Aim of the exercise: Report every line of the records that contains the word "true".

Records for processing:
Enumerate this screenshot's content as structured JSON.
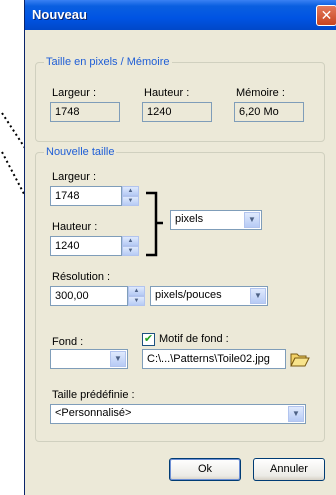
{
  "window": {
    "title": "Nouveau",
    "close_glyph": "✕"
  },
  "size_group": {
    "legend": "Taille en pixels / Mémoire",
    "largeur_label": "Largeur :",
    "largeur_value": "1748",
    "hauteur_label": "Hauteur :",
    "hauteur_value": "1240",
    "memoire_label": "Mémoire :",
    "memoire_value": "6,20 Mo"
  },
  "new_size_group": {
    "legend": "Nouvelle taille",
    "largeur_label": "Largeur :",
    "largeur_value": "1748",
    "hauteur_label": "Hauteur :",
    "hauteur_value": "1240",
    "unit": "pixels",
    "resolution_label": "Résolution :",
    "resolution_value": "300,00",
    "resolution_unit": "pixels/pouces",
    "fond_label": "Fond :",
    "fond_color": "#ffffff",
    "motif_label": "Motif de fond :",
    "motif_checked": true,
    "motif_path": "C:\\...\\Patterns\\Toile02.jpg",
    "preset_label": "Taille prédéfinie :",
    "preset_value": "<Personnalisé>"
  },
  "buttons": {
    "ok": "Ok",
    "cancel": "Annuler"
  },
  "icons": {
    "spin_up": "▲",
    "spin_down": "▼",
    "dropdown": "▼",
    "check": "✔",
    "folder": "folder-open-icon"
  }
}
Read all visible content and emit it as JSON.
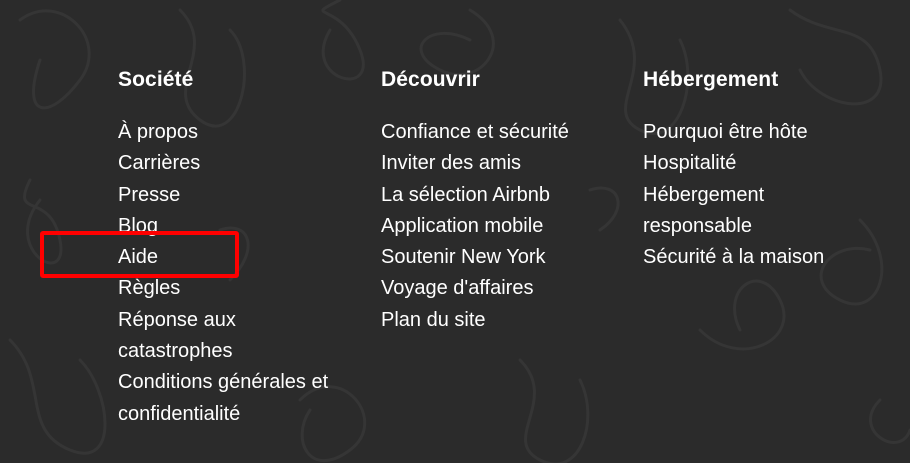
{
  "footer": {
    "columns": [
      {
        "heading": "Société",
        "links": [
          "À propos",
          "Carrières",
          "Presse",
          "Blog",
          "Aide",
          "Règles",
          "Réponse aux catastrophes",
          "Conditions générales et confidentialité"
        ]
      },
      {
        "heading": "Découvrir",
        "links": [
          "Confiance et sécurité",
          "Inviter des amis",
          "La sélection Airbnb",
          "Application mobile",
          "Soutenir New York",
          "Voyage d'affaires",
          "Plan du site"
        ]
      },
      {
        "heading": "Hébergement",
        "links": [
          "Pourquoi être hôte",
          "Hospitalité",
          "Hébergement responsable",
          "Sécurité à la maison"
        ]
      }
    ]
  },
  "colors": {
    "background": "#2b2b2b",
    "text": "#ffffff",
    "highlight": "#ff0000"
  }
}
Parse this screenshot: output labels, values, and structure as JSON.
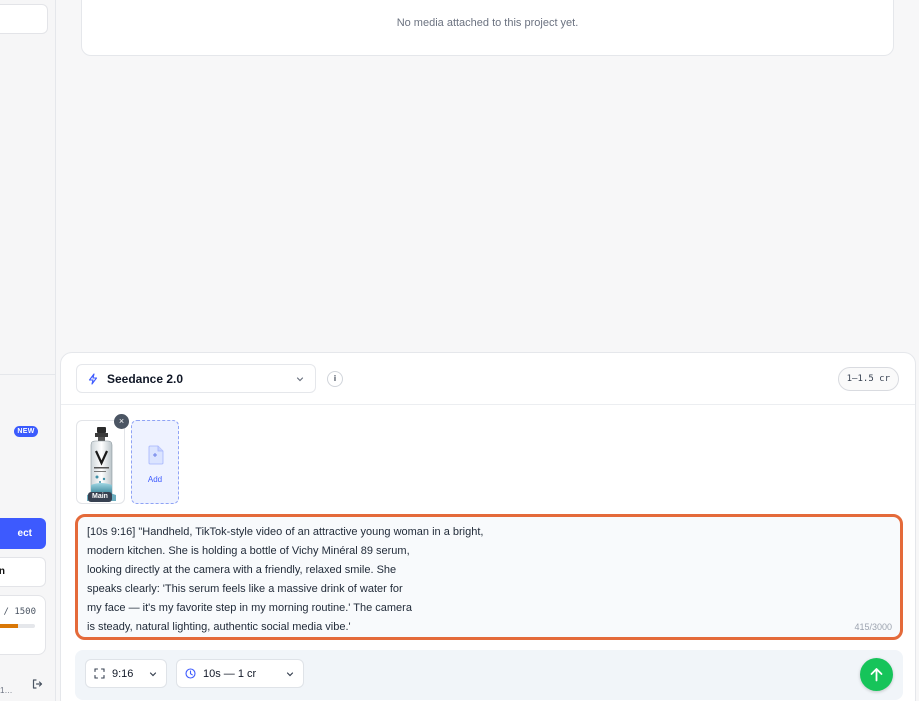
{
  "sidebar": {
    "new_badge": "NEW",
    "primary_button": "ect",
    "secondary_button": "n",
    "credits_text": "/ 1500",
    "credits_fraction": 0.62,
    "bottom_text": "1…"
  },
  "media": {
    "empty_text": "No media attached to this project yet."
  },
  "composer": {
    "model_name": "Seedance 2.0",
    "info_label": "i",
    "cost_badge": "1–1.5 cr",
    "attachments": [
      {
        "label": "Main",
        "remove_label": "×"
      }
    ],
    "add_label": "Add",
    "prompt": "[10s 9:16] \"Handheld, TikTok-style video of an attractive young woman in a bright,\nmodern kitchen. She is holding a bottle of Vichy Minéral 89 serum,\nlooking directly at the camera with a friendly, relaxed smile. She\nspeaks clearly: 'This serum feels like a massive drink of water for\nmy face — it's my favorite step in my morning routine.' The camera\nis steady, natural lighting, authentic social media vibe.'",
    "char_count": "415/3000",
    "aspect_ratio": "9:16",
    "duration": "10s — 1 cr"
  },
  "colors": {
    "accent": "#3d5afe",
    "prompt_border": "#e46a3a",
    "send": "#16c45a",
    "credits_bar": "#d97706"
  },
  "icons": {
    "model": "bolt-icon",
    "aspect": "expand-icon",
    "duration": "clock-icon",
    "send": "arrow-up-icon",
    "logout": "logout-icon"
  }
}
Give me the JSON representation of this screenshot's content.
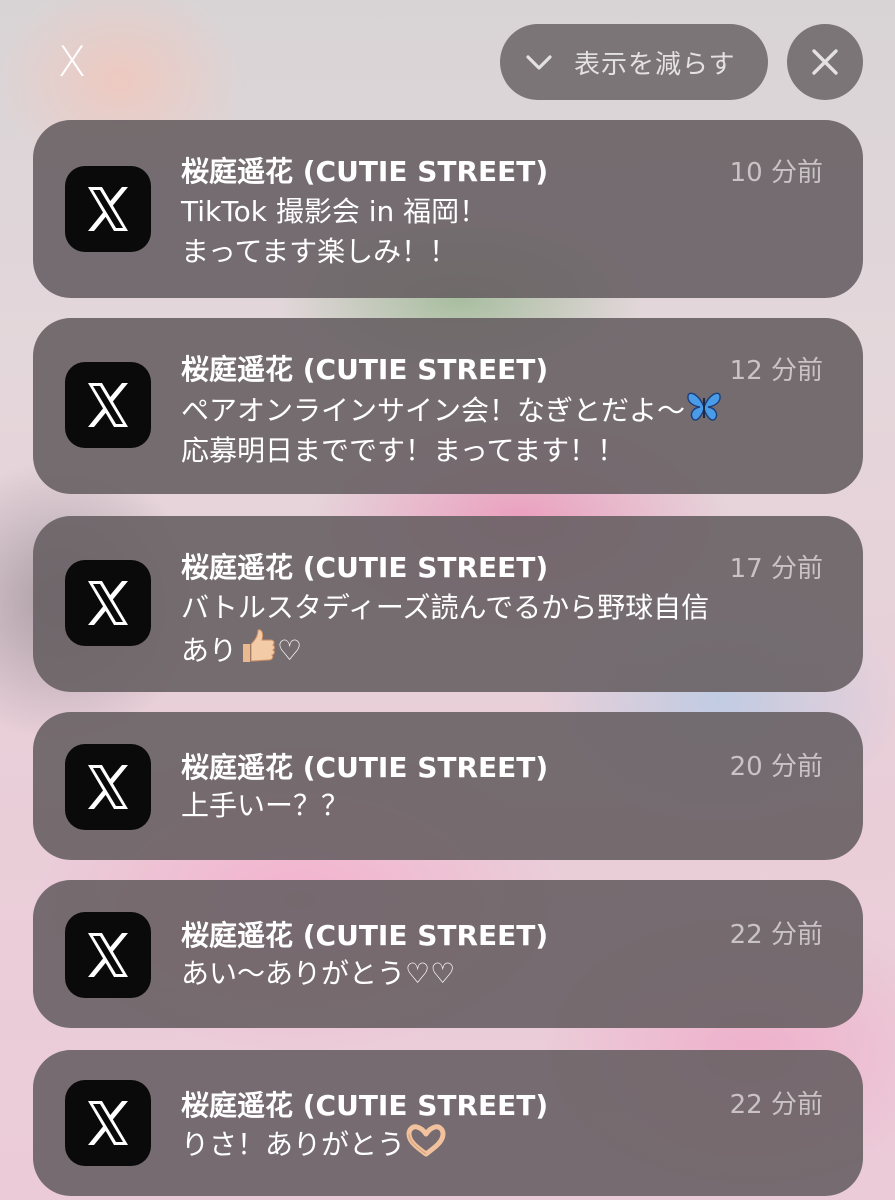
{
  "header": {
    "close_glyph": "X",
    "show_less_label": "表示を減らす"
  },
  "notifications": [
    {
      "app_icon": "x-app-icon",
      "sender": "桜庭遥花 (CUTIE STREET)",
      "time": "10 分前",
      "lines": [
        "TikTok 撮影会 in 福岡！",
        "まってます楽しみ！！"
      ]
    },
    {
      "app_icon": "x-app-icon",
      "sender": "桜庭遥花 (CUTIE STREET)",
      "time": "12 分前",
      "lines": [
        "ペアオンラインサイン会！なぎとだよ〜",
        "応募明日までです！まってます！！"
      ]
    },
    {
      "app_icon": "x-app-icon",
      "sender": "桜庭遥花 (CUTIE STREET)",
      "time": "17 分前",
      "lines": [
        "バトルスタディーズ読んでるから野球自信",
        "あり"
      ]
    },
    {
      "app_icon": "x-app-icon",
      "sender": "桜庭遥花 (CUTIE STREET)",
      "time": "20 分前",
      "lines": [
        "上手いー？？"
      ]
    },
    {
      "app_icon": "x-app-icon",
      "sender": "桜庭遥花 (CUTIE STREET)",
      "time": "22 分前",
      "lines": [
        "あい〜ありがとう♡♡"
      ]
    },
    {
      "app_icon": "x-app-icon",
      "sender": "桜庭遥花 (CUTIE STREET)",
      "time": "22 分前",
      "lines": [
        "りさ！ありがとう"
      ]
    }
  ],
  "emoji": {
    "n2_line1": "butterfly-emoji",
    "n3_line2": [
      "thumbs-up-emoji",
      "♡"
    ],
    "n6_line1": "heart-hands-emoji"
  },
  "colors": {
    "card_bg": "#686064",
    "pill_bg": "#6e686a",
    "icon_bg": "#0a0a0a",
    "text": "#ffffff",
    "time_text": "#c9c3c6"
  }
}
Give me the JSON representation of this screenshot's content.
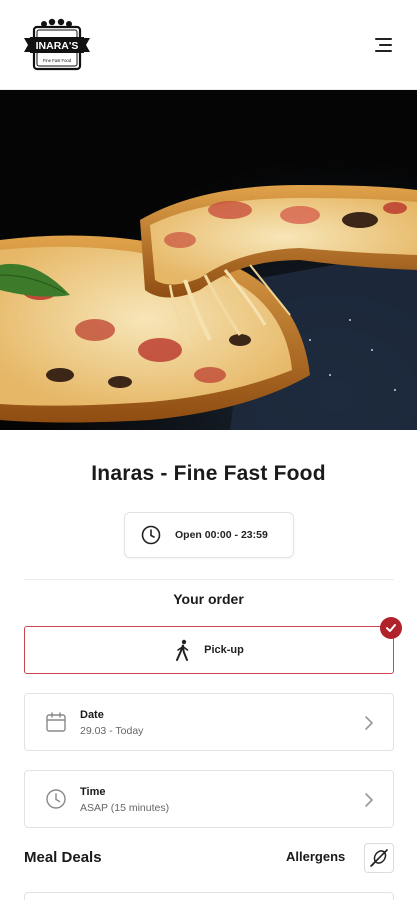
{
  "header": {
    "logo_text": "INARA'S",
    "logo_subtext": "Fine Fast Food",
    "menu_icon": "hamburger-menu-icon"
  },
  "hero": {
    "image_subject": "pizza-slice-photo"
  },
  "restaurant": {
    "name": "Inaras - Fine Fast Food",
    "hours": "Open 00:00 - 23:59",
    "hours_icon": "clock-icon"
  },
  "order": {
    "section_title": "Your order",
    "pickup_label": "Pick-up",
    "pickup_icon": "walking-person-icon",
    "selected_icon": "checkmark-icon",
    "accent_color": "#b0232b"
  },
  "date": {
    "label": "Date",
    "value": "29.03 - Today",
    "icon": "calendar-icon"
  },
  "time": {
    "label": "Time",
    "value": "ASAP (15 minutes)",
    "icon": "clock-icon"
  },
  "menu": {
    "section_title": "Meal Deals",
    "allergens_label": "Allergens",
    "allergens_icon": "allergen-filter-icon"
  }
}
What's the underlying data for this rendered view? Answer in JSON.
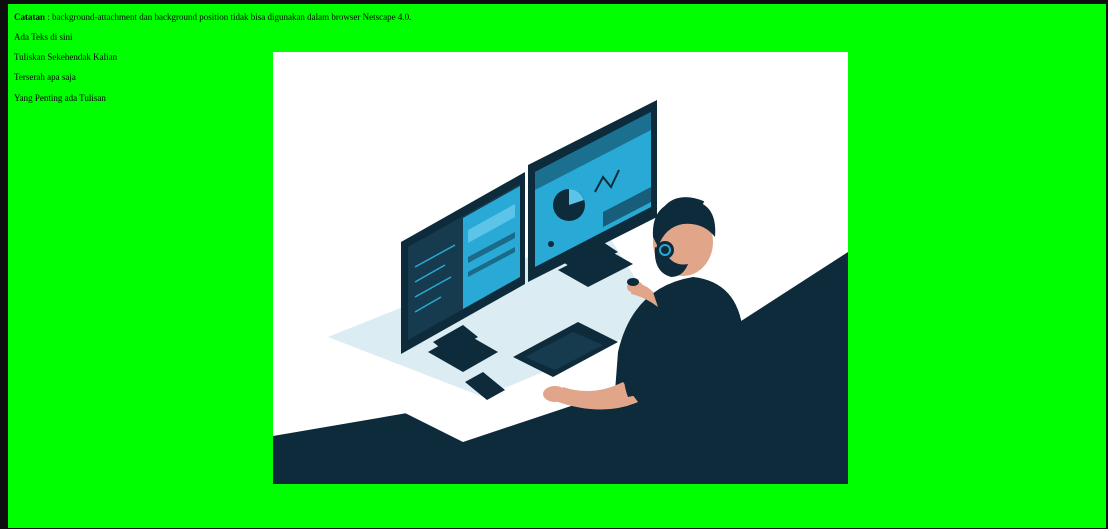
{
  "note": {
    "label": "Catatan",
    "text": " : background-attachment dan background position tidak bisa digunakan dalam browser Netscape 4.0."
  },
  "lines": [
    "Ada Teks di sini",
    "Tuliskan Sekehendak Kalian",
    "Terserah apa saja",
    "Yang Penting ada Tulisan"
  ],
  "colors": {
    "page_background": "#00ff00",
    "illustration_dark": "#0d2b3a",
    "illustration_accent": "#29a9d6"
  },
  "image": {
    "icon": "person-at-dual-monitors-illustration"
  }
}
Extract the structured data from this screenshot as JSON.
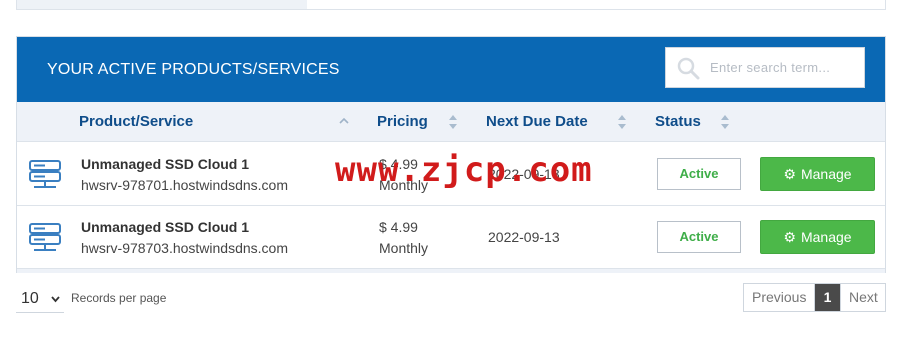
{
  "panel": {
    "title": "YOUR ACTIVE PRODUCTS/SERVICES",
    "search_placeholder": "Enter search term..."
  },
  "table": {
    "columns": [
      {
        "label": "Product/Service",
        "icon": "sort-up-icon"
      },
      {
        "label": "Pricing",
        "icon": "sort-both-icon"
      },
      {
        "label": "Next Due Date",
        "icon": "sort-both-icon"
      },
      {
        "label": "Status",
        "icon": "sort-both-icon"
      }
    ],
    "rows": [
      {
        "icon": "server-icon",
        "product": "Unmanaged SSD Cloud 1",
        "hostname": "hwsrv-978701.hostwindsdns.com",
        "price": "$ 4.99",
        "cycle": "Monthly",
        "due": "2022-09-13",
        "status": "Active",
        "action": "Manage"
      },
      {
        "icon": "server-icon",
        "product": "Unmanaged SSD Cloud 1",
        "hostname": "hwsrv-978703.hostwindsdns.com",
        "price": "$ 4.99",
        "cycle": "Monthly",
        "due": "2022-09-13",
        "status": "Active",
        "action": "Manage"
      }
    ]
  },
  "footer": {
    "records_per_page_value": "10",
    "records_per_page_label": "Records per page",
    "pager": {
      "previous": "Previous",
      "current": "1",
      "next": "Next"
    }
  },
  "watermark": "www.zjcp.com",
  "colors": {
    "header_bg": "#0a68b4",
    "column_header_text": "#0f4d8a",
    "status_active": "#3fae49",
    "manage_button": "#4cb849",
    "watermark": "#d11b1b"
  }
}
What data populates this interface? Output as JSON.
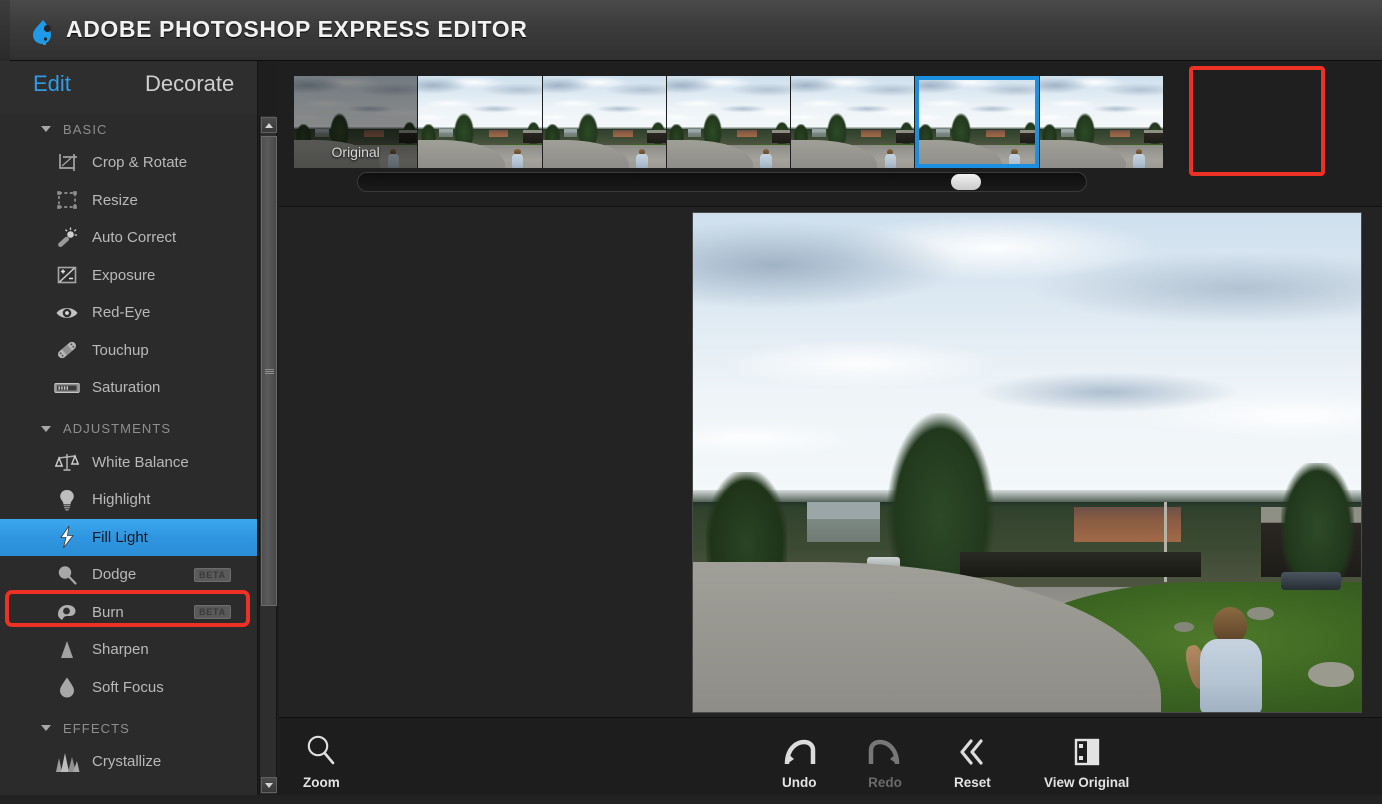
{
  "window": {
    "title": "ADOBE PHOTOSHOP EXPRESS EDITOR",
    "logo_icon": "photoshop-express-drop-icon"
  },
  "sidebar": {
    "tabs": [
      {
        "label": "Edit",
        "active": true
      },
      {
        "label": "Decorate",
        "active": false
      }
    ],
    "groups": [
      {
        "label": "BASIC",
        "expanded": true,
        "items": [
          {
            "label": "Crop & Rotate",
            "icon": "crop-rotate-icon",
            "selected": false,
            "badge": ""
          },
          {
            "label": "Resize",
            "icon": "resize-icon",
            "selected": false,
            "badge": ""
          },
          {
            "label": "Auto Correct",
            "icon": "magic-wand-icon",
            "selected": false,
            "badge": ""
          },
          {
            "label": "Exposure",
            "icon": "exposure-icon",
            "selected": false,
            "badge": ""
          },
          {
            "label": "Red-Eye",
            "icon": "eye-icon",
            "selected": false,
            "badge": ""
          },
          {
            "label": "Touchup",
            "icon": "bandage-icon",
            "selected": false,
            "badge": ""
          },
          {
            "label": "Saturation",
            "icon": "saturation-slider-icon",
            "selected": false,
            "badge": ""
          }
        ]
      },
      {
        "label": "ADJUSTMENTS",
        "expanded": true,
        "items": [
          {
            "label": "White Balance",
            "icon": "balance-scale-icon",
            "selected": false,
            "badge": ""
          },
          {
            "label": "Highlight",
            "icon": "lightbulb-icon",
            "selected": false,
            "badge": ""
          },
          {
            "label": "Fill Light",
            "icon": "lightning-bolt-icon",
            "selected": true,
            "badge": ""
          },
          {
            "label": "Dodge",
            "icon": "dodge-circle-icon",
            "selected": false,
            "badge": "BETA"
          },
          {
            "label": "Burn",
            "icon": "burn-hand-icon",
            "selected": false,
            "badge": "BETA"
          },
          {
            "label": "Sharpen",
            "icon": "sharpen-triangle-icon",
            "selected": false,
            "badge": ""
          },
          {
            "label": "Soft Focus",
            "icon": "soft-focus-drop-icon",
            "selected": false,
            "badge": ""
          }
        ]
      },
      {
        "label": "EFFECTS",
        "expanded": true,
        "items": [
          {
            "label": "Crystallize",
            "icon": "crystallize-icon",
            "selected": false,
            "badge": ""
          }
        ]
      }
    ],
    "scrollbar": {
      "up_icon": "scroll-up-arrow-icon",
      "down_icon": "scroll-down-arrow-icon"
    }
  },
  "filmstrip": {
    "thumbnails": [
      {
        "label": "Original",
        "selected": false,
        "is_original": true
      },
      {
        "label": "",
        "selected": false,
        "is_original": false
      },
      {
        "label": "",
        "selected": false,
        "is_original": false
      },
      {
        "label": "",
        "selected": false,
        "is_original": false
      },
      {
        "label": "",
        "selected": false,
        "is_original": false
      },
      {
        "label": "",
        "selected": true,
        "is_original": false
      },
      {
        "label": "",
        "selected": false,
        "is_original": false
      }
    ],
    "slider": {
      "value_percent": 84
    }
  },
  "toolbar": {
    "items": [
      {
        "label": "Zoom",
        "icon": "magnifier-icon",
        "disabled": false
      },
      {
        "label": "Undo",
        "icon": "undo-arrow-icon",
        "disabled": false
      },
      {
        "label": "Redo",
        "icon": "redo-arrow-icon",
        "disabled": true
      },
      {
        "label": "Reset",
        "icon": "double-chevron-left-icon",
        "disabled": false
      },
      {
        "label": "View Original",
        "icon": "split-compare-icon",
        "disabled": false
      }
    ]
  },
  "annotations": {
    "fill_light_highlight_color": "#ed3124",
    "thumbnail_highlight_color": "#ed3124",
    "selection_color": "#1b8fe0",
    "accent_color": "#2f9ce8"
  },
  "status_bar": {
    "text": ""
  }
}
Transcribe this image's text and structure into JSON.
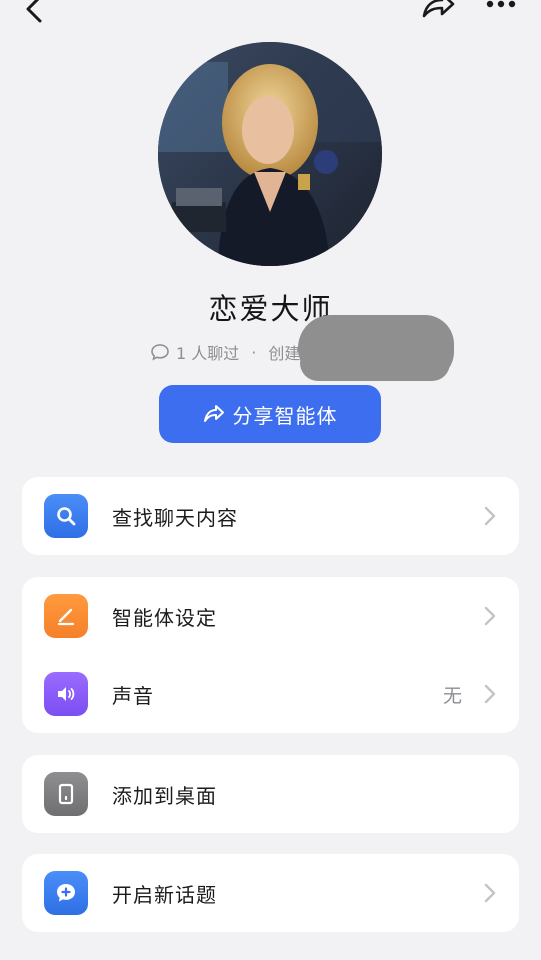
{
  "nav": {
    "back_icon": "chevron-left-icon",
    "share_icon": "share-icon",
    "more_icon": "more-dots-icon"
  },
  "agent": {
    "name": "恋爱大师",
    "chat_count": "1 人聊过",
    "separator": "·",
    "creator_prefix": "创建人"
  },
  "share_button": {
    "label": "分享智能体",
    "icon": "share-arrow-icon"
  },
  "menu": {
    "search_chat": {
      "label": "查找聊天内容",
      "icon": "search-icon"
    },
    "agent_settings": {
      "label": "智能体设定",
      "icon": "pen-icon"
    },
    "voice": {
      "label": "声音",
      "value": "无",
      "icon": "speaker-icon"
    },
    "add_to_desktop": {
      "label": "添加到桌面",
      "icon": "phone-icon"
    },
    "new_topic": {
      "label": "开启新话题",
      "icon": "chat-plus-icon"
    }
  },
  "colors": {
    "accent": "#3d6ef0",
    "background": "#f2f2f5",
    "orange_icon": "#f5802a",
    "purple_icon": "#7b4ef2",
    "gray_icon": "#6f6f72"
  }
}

Solution to the problem:
    "motif_checked": true,
        "active": true
        "expanded": true,
        "expanded": true,
            "selected": true,
        "expanded": true,
        "is_original": true
        "selected": true,
        "disabled": true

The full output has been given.